For young people, finding stable affordable housing is extremely difficult, contributing to rising youth homelessness. Australia has a chronic, wide spread, rental crisis with a vacancy rate under 1% and with up to 80 people applying for each rental home. Young people are often on a lower income, devoid of rental references, or face discrimination due to their age, and are at therefore at the bottom of the application list. A study in April 2022 (Anglicare’s Rental Snapshot) showed there was just one property in the entire state of Victoria that was affordable on youth allowance — out of 19,000 properties. An impossible situation.

For young people, often in precarious employment, private rentals are unaffordable and unattainable. At the same time the social housing waitlist has blown out and there is a chronic lack of public or social housing aimed specifically at the needs of young people. In 2021 young people were allocated only 238 public housing tenancies in Victoria (only 2.9% leased to 15-24 yo’s) and there is no policy requiring housing providers to quarantine a percentage of their portfolio for younger people.

Share houses, once a popular option for young people, are also in short supply with The Feed on SBS recently reporting that obtained data from two of Australia’s biggest share accommodation websites, shows skyrocketing demand for rooms in every capital city. A spokesperson for Flatmates said 63,000 new members joined up in February, highlighting the massive return to shared accommodation compared to the same time last year. In Sydney, there are 14 people searching for rooms for every one room available. In Perth, the ratio is even worse at 16:1, and this has pushed up room costs.

Increasing numbers of youth needing housing

StreetSmart Community Partner:

“We have seen increasing levels of young people experiencing homelessness in recent times with more and more experiencing primary homelessness. There is a severe lack of affordable housing options with literally 0 affordable properties for a young person on youth allowance (affordability measured at 30% of income) at this current moment in the region.”

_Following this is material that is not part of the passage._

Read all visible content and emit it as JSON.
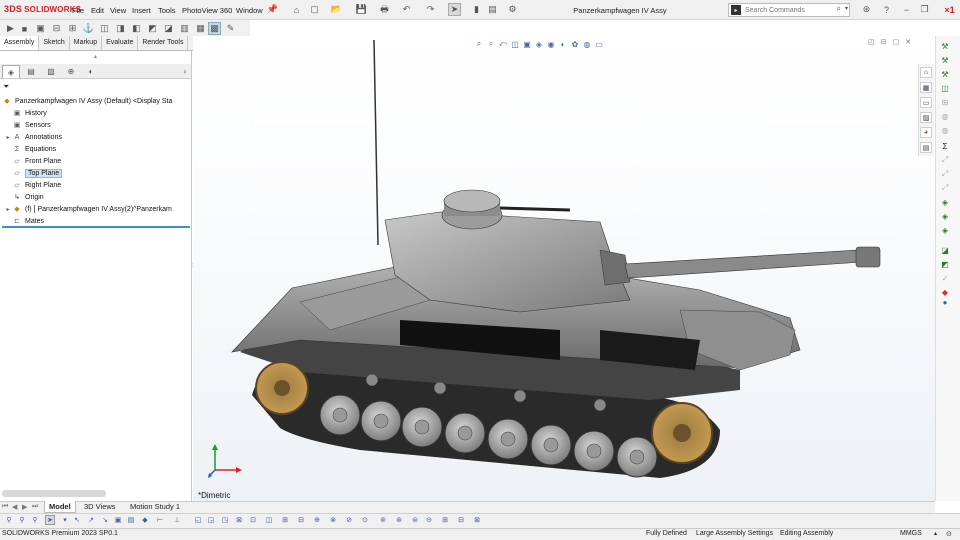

Trish Connolly, CEO of Yfoundations:

We often hear about children and young people as the hidden homeless who are often couch- surfing or living in severely overcrowded dwellings. This [latest Census] data confirms what we have been saying, that children and young people continue to make up a significant proportion of our homeless population and there’s been a distinct and disappointing lack of progress in reducing these numbers. It reflect an increase in this extremely vulnerable cohort who experience some of the most dangerous and insidious forms of homelessness.”

Action You Can Take

The team at StreetSmart are fundraising through April to specifically support youth homelessness services and are also supporting Youth Homelessness Matters Day 2023 on 19th April. YHMD is a national day that aims to raise awareness and public discussion about child and youth homelessness. It’s a day to start conversations about sustainable and innovative solutions for supporting the needs of young people experiencing homelessness.

You can also share this page with your network or through social media to raise awareness of youth homelessness and advocate for an end to young Australians being unable to have a safe and secure place to call home. 

Raising funds to support homeless youth into homes

This April we are raising funds to support youth facing homelessness into safe and stable housing, breaking the cycle of disadvantage. We are advocating for an end to Youth Homelessness and funds raised will help to provide safe and stable accommodation for young people experiencing or at risk of homelessness.